Or you could've
learnt it for yourself

if you'd bothered
to pick up a Bible.

Thank you, Esther,

for your contribution to
this religious discussion.

Now, why don't you
close your eyes in prayer

and walk out
there in the traffic.

You know, the Jews and
blacks do have a lot in common.

I hope their similarities
will bring us closer together.

I'm glad to meet
you all. Good night.

ALL: Good night.

Fred, good night. Good night.

You know, I like that old guy.

Yeah, I like the old guy too.

You just met him.

No, I meant you.

I'm sorry you're
not a king, Fred.

Oh, that's all right, Bubba.

It was great just
being king for a day.


By the way,

I learned that "Bubba"
is a Yiddish word

for "grandmother."

No kidding, Fred?

No kidding, Grandma.

And did you learn that
Esther was a Jewish queen?

The most beautiful
queen there ever was.

Well, somebody lied.

No, they didn't.

There's a whole story
in the Bible all about me.

Oh, yeah, I remember now.

Samson slew the
Philistine with your jaw bone.

ESTHER: That...!

Hey, was it interesting at
that synagogue tonight, Pop?

Yes, it was, son.

But, of course, it
was hard to follow

because the service
was all in Hebrew.

Were you able to
pick any of it up?

Well, I picked up a little.

Uh, listen, do you
want the sports section?

LAMONT: Get out of here.

Well, I'll be
doggone.
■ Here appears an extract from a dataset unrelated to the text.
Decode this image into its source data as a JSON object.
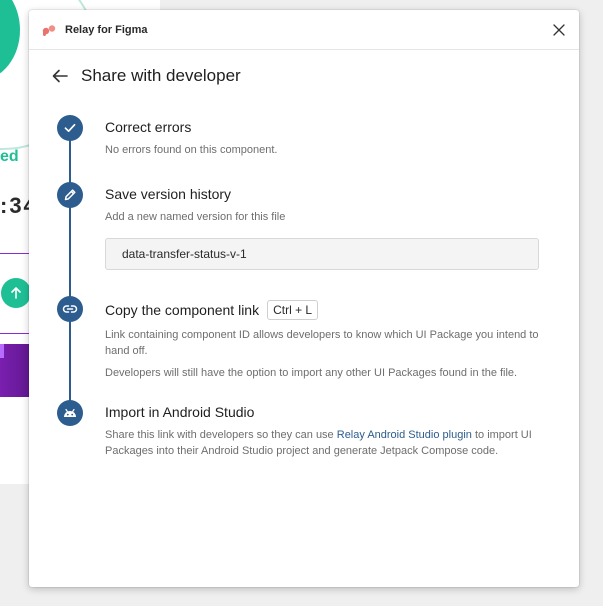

Look here.

It says President Jimmy
Carter thinks inflation is going up.

Oy vey!

Let me see that.